## REQUIREMENT
Every line of the records below that has the word "request" should be copied.

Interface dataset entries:
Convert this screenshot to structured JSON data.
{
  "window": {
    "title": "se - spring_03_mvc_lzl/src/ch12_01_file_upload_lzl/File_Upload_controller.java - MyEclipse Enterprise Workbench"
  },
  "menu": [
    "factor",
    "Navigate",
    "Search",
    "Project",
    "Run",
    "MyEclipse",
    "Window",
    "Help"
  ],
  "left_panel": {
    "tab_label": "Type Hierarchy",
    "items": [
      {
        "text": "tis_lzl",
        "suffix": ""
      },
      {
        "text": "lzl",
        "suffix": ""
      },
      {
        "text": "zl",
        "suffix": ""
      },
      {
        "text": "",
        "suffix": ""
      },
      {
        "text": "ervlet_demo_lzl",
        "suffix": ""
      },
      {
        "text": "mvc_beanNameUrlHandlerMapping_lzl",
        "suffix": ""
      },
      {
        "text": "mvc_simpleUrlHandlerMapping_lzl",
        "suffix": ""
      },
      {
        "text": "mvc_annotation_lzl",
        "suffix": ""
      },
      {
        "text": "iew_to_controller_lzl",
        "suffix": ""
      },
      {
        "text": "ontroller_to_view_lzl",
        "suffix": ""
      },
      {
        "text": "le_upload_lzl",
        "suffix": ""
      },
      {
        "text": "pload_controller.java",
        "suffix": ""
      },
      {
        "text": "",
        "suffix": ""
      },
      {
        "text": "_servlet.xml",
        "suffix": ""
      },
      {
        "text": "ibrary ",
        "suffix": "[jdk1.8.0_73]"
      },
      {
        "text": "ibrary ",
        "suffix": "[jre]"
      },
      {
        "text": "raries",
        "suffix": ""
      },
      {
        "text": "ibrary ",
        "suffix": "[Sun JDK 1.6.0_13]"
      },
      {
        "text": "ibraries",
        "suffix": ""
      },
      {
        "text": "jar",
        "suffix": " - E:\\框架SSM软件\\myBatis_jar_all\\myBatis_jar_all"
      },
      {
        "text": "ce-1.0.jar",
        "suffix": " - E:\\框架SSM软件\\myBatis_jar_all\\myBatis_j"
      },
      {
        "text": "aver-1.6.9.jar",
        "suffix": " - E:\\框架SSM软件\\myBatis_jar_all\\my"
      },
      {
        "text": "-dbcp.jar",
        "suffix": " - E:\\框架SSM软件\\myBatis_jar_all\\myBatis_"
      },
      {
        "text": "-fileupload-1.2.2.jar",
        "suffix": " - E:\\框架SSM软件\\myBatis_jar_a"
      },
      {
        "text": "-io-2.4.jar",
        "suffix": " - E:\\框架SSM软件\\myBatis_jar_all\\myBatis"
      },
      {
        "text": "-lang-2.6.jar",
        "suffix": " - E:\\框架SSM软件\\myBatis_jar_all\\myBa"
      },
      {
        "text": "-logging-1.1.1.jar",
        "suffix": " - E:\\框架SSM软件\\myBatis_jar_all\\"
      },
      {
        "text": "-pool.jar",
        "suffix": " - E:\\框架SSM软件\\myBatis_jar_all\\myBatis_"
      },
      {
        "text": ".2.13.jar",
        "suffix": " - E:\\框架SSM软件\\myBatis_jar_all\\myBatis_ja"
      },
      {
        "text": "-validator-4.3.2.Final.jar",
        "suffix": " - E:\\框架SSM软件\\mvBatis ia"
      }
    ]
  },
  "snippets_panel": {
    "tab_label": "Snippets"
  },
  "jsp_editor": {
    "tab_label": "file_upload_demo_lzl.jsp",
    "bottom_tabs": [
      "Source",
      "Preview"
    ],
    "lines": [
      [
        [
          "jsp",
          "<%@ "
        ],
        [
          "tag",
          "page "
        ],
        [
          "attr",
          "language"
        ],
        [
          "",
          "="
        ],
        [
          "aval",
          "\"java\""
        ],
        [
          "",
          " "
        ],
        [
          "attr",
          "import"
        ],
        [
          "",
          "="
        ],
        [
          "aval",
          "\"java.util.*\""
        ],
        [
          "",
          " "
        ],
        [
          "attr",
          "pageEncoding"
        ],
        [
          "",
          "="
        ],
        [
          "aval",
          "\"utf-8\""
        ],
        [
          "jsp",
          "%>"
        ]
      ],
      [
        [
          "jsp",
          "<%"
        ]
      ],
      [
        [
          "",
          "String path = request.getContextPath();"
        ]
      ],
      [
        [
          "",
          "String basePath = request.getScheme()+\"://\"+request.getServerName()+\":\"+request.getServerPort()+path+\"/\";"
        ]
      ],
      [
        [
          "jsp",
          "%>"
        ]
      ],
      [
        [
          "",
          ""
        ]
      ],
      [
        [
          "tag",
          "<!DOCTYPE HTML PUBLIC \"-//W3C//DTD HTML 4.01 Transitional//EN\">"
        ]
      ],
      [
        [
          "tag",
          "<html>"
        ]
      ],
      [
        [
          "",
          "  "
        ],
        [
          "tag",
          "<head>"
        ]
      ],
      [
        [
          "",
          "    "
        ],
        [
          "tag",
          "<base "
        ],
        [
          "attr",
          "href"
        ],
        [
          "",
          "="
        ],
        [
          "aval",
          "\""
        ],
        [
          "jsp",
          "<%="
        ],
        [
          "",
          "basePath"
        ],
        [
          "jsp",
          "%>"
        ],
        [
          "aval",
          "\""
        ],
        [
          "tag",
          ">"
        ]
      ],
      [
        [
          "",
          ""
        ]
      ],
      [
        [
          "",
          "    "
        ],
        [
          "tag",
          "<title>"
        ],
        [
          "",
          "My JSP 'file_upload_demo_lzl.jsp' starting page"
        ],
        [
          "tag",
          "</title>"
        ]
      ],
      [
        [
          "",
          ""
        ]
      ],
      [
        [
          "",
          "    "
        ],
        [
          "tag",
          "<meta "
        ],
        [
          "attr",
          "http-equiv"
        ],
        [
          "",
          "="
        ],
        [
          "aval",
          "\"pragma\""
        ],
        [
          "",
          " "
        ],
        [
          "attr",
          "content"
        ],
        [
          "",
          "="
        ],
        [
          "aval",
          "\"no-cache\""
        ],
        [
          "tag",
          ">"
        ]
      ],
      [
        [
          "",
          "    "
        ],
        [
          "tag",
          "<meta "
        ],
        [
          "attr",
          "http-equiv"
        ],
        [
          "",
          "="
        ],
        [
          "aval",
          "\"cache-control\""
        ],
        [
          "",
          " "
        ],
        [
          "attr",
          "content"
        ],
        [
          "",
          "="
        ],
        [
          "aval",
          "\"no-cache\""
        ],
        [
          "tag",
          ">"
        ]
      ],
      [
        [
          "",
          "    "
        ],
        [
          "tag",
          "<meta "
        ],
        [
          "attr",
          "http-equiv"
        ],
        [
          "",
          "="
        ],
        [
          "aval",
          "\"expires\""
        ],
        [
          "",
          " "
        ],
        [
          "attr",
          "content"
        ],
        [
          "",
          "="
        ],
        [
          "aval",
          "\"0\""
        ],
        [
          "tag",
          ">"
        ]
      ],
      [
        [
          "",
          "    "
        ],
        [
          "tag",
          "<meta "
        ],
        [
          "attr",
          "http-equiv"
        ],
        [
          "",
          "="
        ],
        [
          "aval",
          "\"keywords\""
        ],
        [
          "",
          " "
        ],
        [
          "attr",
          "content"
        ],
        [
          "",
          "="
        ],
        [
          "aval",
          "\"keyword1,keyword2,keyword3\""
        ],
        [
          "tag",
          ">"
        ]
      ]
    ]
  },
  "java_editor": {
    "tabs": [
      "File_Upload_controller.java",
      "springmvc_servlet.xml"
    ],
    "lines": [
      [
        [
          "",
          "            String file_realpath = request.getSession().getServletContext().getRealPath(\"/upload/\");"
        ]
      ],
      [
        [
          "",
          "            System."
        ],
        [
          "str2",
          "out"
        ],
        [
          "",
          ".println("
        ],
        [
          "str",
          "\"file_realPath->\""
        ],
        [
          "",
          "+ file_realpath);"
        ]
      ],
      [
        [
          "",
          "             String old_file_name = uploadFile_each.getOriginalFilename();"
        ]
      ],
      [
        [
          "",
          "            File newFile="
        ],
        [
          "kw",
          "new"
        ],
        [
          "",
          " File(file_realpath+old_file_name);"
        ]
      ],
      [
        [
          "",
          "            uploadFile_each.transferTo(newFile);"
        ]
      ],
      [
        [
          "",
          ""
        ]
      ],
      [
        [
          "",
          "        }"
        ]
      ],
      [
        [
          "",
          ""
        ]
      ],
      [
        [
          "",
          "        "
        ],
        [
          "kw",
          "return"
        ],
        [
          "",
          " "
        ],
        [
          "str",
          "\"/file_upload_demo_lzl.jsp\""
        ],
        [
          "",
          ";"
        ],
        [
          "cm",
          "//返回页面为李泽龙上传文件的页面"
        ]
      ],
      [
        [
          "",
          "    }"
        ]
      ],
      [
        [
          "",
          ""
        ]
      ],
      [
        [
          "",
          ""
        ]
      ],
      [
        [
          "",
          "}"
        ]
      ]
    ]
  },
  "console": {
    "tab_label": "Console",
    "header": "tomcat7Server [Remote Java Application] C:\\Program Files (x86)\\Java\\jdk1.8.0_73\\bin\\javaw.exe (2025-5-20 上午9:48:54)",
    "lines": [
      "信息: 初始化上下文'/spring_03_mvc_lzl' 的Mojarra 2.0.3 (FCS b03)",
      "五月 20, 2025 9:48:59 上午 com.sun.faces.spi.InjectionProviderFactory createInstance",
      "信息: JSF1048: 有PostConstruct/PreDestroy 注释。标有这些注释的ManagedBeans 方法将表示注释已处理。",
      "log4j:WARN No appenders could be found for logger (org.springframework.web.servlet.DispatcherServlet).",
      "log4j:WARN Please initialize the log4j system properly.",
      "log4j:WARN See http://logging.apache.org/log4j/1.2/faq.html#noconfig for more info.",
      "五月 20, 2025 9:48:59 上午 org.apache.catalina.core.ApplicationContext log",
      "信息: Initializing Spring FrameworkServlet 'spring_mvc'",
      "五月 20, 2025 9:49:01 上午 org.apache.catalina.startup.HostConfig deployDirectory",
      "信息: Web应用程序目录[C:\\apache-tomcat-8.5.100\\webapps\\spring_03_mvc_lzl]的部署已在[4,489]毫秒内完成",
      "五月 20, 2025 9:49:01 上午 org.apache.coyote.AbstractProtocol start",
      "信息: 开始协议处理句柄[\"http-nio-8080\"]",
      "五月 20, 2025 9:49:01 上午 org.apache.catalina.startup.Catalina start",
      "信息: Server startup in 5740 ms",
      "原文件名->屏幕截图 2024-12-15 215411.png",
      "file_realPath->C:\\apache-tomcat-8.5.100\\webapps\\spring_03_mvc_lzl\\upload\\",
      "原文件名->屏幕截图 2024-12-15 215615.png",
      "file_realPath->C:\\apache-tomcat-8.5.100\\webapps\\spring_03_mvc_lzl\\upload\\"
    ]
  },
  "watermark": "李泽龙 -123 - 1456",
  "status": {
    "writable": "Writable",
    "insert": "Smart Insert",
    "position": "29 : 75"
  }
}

## EXERCISE ANSWER
          "String path = request.getContextPath();"
          "String basePath = request.getScheme()+\"://\"+request.getServerName()+\":\"+request.getServerPort()+path+\"/\";"
          "            String file_realpath = request.getSession().getServletContext().getRealPath(\"/upload/\");"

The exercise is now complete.